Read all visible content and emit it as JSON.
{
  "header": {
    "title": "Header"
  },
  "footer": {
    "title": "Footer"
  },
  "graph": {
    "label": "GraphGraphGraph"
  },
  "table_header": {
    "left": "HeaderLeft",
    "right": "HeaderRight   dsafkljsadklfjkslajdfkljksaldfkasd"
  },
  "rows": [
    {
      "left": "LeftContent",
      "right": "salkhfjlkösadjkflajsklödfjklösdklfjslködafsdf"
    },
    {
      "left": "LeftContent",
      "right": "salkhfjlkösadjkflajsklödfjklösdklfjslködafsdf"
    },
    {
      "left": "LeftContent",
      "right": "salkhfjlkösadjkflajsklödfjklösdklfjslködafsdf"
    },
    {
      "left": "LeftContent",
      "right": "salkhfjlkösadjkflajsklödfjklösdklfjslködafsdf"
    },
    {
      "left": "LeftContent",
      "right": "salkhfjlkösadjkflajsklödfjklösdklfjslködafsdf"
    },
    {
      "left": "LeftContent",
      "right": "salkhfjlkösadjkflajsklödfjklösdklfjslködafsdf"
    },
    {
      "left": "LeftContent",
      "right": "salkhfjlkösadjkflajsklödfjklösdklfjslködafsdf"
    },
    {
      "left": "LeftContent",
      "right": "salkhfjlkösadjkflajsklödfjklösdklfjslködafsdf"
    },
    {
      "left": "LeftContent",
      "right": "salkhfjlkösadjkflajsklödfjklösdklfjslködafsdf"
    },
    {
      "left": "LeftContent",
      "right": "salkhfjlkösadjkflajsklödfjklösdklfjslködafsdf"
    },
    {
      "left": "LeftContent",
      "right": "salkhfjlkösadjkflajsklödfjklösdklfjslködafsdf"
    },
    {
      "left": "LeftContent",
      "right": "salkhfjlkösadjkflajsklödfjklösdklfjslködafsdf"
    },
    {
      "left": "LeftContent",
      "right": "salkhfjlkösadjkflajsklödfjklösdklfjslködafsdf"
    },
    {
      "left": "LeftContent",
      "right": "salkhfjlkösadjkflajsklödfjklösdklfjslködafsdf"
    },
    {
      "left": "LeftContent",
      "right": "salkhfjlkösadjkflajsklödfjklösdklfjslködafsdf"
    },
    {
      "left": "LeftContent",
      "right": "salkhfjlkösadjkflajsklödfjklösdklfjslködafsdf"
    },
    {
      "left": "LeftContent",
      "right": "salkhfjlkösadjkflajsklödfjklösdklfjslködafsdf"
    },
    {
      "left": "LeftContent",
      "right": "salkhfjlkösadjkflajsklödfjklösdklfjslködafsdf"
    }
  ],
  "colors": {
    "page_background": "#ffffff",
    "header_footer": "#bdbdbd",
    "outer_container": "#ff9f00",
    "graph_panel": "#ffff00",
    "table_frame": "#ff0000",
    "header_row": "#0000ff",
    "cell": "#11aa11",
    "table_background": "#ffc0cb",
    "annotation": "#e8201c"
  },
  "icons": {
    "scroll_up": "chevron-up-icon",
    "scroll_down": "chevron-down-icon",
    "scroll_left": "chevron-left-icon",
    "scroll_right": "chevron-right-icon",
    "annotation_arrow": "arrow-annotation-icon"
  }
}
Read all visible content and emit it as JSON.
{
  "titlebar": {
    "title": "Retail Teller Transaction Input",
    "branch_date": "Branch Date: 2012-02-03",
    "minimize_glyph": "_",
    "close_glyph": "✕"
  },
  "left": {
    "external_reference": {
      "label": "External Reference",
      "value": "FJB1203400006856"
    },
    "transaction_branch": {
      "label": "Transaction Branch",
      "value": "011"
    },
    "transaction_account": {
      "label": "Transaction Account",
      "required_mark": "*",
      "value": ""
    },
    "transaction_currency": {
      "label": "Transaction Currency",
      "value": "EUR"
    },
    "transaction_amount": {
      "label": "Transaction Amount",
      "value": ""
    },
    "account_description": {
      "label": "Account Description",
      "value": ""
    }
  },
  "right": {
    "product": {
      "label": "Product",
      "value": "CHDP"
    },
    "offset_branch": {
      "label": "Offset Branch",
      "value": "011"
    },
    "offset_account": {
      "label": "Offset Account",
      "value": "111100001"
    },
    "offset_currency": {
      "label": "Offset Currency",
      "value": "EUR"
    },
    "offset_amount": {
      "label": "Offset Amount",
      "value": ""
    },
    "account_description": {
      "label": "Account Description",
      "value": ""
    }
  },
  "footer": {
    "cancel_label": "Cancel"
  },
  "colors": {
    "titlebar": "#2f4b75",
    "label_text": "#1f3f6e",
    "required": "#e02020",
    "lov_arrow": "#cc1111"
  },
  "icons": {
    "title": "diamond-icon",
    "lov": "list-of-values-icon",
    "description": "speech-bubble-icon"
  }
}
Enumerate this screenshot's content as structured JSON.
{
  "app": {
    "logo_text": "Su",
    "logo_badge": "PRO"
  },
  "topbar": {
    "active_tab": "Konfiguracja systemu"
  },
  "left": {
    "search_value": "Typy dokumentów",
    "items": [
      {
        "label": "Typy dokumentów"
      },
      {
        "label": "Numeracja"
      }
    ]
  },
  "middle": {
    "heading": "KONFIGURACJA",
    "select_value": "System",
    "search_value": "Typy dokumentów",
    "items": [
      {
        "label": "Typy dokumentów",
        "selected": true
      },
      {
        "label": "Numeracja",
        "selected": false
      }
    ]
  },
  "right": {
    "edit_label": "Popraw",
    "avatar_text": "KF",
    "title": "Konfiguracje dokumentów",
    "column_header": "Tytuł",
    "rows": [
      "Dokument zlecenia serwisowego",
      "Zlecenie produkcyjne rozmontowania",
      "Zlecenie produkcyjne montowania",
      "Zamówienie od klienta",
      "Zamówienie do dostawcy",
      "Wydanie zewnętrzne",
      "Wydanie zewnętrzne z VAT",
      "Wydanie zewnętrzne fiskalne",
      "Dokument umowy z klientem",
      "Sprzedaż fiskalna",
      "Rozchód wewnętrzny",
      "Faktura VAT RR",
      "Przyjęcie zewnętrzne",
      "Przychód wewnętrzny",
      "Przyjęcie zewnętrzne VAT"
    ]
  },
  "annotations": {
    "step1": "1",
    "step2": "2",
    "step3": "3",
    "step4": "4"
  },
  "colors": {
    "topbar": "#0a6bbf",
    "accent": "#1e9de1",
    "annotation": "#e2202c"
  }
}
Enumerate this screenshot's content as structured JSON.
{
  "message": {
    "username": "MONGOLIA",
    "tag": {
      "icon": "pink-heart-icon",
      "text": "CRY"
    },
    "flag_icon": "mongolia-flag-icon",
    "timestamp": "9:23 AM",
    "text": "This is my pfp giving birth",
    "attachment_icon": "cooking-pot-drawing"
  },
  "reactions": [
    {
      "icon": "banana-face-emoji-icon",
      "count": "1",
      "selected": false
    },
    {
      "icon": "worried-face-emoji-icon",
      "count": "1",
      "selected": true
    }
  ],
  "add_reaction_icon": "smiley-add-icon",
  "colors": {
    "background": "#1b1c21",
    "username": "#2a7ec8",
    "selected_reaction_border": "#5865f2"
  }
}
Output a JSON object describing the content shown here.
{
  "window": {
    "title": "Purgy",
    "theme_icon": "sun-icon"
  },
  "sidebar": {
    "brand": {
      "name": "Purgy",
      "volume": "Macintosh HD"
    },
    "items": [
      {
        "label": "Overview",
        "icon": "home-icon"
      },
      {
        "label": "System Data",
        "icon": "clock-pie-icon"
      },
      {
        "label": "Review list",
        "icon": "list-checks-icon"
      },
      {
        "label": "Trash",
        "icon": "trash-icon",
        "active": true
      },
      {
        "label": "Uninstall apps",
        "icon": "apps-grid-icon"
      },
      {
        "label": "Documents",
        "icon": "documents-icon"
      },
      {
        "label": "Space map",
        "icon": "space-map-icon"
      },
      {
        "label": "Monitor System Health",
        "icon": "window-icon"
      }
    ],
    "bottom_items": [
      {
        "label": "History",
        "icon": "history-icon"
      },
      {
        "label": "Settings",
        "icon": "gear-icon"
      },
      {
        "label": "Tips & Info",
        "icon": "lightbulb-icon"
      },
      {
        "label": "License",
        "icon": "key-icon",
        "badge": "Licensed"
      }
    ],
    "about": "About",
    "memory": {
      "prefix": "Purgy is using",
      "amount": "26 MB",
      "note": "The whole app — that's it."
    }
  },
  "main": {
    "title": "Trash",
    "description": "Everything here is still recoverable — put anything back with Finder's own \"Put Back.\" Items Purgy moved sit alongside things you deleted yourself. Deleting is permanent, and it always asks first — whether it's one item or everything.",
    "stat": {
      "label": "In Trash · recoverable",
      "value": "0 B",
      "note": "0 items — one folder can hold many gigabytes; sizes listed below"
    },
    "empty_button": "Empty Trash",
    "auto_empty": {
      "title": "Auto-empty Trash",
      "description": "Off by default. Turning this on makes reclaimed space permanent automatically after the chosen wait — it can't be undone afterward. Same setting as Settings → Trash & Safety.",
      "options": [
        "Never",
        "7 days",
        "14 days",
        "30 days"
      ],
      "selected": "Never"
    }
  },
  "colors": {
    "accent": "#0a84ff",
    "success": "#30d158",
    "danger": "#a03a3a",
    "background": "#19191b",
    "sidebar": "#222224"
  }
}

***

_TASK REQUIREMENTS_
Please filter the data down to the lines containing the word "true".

_ANSWER TO THIS TASK_
        "selected": true
      "selected": true
        "active": true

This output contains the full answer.